Grace's Guide is the leading source of historical information on industry and manufacturing in Britain. This web publication contains 143,908 pages of information and 230,121 images on early companies, their products and the people who designed and built them.
Easton and Anderson of Erith
1869 Engine for Somerset Rivers Drainage Board (Aller Moor Station, Burrowbridge).
1870 Beam engine from Banstead Hospital, Surrey, now preserved at Bressingham Steam Museum
1874 Pumping machinery for Windsor Castle Sewage Works 
1875 Two Rotative Beam Engines for The Metropolitan water Board (Brixton Hill Station).
Gun mountings of the Moncrieff-type made for the British Government and for the Russian Admiralty. Patented design of a high angle fire mortar mounting for the American Government generated considerable royalties for the firm.
1876 Details of a safety valve designed in 1872. 
1876 Workers strike regarding payment per day rather than per piece of work. 
1879 Two Rotative Beam Engines with gear drive and the pumps for Southampton Waterworks (Timpsbury Station).

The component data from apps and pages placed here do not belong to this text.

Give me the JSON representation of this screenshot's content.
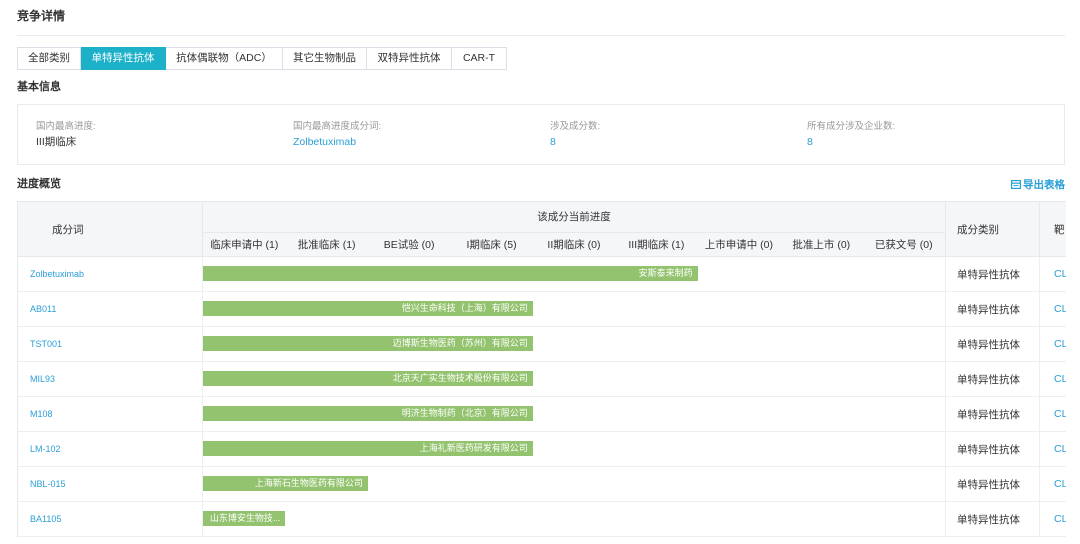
{
  "page": {
    "title": "竞争详情"
  },
  "tabs": [
    {
      "label": "全部类别",
      "active": false
    },
    {
      "label": "单特异性抗体",
      "active": true
    },
    {
      "label": "抗体偶联物（ADC）",
      "active": false
    },
    {
      "label": "其它生物制品",
      "active": false
    },
    {
      "label": "双特异性抗体",
      "active": false
    },
    {
      "label": "CAR-T",
      "active": false
    }
  ],
  "basic_info": {
    "title": "基本信息",
    "fields": [
      {
        "label": "国内最高进度:",
        "value": "III期临床"
      },
      {
        "label": "国内最高进度成分词:",
        "value": "Zolbetuximab"
      },
      {
        "label": "涉及成分数:",
        "value": "8"
      },
      {
        "label": "所有成分涉及企业数:",
        "value": "8"
      }
    ]
  },
  "progress_overview": {
    "title": "进度概览",
    "export_label": "导出表格",
    "export_icon": "export-table-icon"
  },
  "table": {
    "headers": {
      "ingredient": "成分词",
      "progress_group": "该成分当前进度",
      "stages": [
        "临床申请中 (1)",
        "批准临床 (1)",
        "BE试验 (0)",
        "I期临床 (5)",
        "II期临床 (0)",
        "III期临床 (1)",
        "上市申请中 (0)",
        "批准上市 (0)",
        "已获文号 (0)"
      ],
      "category": "成分类别",
      "target": "靶"
    },
    "rows": [
      {
        "ingredient": "Zolbetuximab",
        "progress_stage": 6,
        "company": "安斯泰来制药",
        "category": "单特异性抗体",
        "target": "CL"
      },
      {
        "ingredient": "AB011",
        "progress_stage": 4,
        "company": "恺兴生命科技（上海）有限公司",
        "category": "单特异性抗体",
        "target": "CL"
      },
      {
        "ingredient": "TST001",
        "progress_stage": 4,
        "company": "迈博斯生物医药（苏州）有限公司",
        "category": "单特异性抗体",
        "target": "CL"
      },
      {
        "ingredient": "MIL93",
        "progress_stage": 4,
        "company": "北京天广实生物技术股份有限公司",
        "category": "单特异性抗体",
        "target": "CL"
      },
      {
        "ingredient": "M108",
        "progress_stage": 4,
        "company": "明济生物制药（北京）有限公司",
        "category": "单特异性抗体",
        "target": "CL"
      },
      {
        "ingredient": "LM-102",
        "progress_stage": 4,
        "company": "上海礼新医药研发有限公司",
        "category": "单特异性抗体",
        "target": "CL"
      },
      {
        "ingredient": "NBL-015",
        "progress_stage": 2,
        "company": "上海新石生物医药有限公司",
        "category": "单特异性抗体",
        "target": "CL"
      },
      {
        "ingredient": "BA1105",
        "progress_stage": 1,
        "company": "山东博安生物技...",
        "category": "单特异性抗体",
        "target": "CL"
      }
    ]
  },
  "colors": {
    "accent": "#1cb0c9",
    "link": "#2a9fd6",
    "bar": "#93c36e"
  }
}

1883 Engine for Waldersea, Norfolk.
1885 Easton and Anderson had the honour of building one of the few guns made to J. Longridge's design for the British Government.

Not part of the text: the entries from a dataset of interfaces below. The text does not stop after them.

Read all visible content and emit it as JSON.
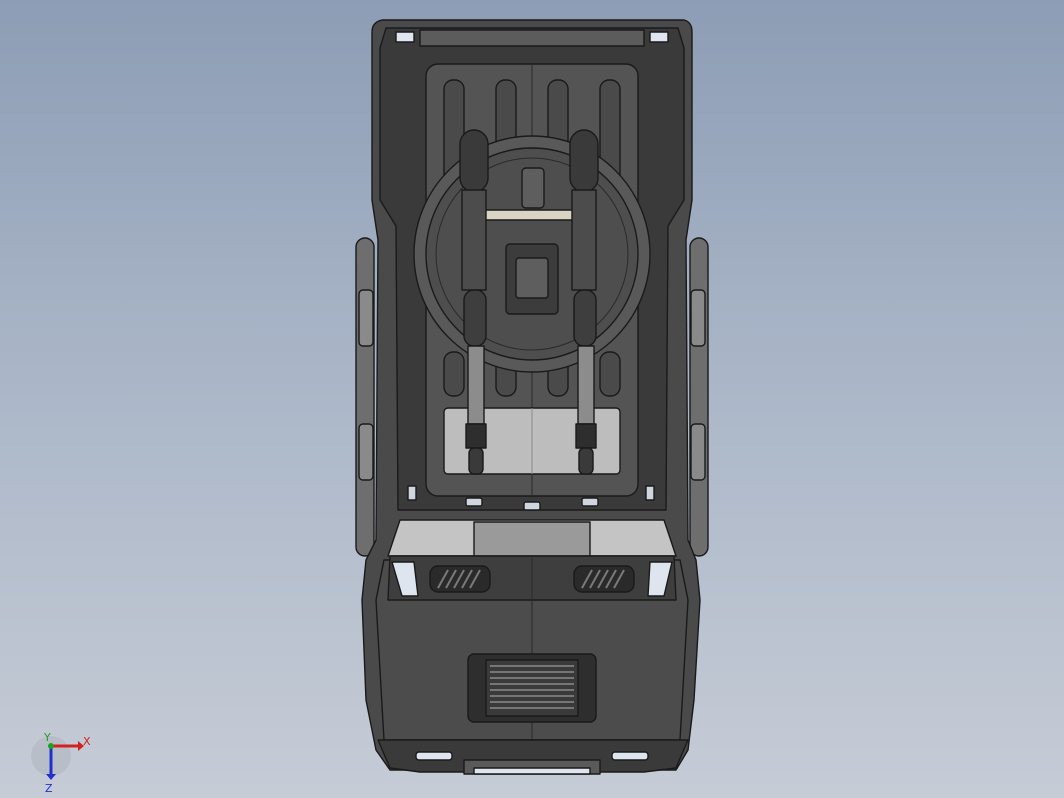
{
  "viewport": {
    "background_top": "#8d9db5",
    "background_bottom": "#c6ccd6",
    "model_fill": "#4a4a4a",
    "model_dark": "#2e2e2e",
    "model_light": "#6a6a6a",
    "glass_fill": "#bdbdbd",
    "light_fill": "#dfe5ee",
    "edge_color": "#1a1a1a"
  },
  "triad": {
    "x_label": "X",
    "y_label": "Y",
    "z_label": "Z",
    "x_color": "#d42020",
    "y_color": "#20a020",
    "z_color": "#2030d0"
  }
}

1885 Made equipment for the Amsterdam Hill Waterworks Company at Weesp, principally comprising four compound beam engines and ten steel Lancashire boilers. The flywheels were 18' 9" diameter, and it was remarked that the rims were machined on a vertical lathe. The components were loaded into sailing ships at the works, and delivered direct to the waterworks. 
1888 February. 150-ton Travelling Crane. 
1888 June. Revolving Water Filter and Purifier. 
1889 William Anderson left the company on being appointed Director General of the Ordnance Factories.
1891 Four Woolf compound beam engines for the pneumatic tube mail system in London 
1892/1893 Made 160-ton shear legs for the naval establishment at Garden Island, Sydney (see illustration). Front legs 137 ft long. Rear leg 186 ft 9" long, positioned (luffed) by a steam-driven leadscrew. This was forged from wrought iron, 10" dia 60 ft 1" long. 
1894 Company wound up for reconstruction. '...it is desirable to reconstruct the Company, and that with a view thereto the Company be wound up voluntarily ; and that Thomas Perceval Wilson, of 3, Whitehall-place, London, S.W., Engineer, be and he is hereby appointed Liquidator...'
1895 Became Easton, Anderson and Goolden